= TASK INSTRUCTIONS =
Across the entries that follow, how many lines have the word "グローバルナビゲーション" in them? Give only the number.

----

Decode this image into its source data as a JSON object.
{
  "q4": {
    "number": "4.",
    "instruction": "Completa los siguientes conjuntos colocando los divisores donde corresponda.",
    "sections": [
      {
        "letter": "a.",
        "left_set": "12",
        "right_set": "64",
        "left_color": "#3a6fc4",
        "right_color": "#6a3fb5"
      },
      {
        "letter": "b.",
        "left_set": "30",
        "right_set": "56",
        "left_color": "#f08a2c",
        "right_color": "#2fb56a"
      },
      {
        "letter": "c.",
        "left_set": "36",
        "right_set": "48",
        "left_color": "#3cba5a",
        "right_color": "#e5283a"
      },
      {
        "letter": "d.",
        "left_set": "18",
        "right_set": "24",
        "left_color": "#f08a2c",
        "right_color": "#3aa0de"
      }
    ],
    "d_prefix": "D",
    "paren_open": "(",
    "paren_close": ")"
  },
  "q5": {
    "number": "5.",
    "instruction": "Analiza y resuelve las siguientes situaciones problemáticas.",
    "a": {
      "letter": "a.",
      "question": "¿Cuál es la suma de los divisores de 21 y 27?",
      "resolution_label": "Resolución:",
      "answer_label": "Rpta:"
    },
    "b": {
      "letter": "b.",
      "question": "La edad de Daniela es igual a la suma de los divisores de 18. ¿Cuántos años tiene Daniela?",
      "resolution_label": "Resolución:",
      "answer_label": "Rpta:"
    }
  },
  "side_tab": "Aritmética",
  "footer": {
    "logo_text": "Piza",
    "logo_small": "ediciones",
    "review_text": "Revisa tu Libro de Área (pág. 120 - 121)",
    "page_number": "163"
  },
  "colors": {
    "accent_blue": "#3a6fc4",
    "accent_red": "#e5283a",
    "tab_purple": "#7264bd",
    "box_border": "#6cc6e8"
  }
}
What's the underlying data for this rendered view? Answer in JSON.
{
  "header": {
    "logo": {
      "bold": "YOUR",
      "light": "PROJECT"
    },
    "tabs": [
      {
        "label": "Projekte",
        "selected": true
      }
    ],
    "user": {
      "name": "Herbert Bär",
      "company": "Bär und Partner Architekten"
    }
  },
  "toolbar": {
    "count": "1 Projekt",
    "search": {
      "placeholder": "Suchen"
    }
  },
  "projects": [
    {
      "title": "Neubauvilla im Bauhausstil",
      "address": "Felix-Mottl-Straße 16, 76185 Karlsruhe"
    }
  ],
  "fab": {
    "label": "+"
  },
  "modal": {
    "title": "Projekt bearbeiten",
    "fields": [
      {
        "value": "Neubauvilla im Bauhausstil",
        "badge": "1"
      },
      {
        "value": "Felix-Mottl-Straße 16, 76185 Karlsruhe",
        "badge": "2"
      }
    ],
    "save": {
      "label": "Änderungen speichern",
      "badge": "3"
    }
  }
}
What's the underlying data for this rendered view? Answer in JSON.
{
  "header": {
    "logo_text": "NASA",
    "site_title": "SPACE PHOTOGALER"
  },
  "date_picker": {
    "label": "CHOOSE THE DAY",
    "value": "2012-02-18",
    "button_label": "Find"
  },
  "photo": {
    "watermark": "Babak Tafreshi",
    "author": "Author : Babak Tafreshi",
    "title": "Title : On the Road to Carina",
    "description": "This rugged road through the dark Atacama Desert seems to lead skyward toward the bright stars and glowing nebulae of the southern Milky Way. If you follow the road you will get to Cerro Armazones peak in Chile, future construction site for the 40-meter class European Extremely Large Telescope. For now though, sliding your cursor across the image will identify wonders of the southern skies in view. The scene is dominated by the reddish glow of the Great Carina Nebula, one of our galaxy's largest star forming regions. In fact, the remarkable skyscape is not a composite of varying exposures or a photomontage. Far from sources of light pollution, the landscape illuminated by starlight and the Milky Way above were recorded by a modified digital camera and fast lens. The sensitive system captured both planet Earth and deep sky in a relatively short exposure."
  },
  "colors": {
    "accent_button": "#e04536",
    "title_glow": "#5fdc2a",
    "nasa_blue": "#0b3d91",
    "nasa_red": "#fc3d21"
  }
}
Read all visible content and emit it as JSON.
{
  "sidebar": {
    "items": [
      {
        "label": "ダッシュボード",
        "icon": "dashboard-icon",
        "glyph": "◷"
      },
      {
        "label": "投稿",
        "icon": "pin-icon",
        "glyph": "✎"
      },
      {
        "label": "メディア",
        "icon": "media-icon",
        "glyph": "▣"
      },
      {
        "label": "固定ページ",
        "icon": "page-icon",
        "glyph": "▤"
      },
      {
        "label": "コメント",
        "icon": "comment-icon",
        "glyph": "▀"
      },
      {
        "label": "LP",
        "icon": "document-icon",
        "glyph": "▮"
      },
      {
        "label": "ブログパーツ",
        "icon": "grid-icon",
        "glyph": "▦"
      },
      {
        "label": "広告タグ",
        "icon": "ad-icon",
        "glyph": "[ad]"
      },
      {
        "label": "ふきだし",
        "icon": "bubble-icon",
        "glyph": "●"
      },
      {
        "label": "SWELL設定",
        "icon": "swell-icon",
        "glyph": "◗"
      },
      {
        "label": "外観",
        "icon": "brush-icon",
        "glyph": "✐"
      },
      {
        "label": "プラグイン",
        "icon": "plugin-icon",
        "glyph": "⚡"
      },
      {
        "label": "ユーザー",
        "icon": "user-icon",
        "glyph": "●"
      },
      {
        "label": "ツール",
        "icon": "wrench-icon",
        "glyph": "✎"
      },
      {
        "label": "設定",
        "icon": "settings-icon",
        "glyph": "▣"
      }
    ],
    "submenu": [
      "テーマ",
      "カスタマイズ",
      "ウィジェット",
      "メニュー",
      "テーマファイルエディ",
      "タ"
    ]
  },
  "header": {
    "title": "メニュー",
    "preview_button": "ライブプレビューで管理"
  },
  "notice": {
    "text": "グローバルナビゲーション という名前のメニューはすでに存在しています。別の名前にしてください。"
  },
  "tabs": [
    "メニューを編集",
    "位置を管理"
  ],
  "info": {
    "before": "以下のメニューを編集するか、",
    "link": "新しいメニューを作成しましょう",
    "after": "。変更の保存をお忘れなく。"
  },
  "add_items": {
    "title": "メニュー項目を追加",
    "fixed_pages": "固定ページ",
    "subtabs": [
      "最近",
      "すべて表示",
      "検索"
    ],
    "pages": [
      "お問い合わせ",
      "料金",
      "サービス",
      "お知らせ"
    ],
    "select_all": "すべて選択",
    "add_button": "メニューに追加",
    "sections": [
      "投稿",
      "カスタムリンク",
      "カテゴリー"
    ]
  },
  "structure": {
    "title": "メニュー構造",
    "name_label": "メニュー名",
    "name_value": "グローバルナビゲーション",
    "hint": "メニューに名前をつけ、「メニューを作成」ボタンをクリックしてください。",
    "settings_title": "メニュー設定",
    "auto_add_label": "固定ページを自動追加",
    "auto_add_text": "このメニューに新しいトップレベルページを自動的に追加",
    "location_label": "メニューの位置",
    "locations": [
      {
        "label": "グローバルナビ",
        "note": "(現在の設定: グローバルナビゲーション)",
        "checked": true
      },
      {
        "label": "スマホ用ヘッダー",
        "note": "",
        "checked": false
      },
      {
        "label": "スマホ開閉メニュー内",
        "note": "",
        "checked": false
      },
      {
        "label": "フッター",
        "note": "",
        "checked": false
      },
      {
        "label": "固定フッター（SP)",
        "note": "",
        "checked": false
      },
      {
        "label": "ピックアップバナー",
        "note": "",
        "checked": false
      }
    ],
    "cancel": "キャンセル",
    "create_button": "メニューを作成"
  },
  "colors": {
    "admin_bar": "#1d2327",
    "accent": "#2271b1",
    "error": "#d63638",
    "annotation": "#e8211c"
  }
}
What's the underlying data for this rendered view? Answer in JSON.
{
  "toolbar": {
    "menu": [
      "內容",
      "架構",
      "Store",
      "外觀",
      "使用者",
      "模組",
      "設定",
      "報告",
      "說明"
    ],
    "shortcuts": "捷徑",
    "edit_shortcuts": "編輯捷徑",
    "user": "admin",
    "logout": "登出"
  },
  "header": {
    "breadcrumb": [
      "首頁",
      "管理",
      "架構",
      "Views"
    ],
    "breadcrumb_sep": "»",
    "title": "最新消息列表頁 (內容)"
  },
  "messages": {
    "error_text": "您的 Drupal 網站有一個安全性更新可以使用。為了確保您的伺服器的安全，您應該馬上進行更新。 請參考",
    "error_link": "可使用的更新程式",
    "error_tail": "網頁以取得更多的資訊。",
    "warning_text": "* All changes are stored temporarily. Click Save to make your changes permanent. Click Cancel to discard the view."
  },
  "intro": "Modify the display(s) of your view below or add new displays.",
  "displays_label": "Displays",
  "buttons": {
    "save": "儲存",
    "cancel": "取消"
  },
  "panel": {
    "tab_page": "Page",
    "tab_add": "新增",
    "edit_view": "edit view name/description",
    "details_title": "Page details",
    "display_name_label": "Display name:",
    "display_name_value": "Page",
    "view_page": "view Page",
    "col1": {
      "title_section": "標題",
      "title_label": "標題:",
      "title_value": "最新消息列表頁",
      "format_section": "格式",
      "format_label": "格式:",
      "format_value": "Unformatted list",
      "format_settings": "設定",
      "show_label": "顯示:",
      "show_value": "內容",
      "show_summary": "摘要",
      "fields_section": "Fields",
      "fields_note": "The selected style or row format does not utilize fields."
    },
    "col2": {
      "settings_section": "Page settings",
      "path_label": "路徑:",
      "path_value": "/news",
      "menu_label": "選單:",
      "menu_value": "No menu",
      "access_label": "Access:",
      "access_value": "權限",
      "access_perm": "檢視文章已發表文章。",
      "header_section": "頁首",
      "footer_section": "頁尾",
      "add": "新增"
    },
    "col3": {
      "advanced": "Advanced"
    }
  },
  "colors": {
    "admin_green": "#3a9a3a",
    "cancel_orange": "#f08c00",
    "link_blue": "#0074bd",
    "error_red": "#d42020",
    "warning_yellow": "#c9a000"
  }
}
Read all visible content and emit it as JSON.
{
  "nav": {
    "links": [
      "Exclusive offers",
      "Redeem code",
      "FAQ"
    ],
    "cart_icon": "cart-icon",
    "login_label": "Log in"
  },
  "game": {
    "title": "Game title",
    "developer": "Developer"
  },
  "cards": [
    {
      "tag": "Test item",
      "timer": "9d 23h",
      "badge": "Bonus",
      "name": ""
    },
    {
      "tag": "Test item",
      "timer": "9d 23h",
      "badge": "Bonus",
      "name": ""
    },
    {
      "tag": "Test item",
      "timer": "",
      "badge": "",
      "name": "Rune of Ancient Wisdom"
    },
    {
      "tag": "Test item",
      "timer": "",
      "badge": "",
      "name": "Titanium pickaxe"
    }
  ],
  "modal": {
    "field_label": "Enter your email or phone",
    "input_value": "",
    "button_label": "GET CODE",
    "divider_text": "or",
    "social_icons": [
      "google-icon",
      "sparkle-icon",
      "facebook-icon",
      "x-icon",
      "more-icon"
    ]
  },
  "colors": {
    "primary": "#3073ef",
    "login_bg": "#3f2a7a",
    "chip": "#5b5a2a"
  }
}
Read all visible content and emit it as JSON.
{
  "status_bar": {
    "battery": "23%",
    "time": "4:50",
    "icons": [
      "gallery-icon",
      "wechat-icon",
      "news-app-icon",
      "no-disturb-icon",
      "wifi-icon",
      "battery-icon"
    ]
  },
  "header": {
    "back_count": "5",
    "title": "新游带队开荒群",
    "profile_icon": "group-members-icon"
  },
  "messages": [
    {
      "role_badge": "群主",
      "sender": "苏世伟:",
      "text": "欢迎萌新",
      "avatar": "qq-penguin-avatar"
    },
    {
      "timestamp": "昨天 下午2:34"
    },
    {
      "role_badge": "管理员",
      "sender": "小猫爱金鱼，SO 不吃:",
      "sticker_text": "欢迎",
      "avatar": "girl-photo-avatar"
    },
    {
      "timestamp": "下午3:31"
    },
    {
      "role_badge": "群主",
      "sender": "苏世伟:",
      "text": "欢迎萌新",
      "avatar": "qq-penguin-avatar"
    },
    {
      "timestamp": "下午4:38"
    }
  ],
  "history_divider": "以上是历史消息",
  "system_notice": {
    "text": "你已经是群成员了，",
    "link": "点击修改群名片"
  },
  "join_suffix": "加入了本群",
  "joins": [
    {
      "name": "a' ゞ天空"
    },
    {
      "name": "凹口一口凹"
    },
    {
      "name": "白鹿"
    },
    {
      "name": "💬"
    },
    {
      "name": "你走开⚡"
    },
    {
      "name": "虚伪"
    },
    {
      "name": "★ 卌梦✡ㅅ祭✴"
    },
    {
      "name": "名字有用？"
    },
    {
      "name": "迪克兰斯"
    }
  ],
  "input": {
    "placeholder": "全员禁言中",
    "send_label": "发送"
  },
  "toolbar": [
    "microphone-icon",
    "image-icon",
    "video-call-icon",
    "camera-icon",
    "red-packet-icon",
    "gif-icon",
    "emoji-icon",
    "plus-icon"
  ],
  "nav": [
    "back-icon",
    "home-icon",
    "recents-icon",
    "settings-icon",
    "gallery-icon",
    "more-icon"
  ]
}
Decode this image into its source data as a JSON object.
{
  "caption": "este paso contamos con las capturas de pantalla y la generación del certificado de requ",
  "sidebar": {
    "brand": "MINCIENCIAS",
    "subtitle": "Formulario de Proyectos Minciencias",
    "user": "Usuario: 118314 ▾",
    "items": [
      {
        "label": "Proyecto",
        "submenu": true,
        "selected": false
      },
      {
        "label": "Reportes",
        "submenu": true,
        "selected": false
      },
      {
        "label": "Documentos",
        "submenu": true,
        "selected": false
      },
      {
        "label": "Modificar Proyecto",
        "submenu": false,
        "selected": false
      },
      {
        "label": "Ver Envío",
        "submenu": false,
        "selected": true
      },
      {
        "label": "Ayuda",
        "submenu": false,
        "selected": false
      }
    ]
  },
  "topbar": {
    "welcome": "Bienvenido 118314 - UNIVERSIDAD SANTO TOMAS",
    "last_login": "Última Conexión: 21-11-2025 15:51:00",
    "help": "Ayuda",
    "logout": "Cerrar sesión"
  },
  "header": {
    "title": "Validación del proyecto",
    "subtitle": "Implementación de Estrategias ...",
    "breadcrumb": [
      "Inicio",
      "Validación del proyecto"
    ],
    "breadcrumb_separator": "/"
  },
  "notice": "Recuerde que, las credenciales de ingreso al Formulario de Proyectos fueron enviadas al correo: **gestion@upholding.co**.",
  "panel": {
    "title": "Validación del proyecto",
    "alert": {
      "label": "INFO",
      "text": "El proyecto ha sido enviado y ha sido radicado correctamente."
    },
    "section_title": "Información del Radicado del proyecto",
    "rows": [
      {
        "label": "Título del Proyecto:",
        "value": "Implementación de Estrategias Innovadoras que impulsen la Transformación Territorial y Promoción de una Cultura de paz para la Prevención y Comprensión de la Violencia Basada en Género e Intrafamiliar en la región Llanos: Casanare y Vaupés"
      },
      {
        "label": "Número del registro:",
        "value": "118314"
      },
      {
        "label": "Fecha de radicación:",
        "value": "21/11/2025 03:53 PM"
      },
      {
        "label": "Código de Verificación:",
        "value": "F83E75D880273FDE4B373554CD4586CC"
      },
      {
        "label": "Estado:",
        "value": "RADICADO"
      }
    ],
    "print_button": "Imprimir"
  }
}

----

= TASK SOLUTION =
3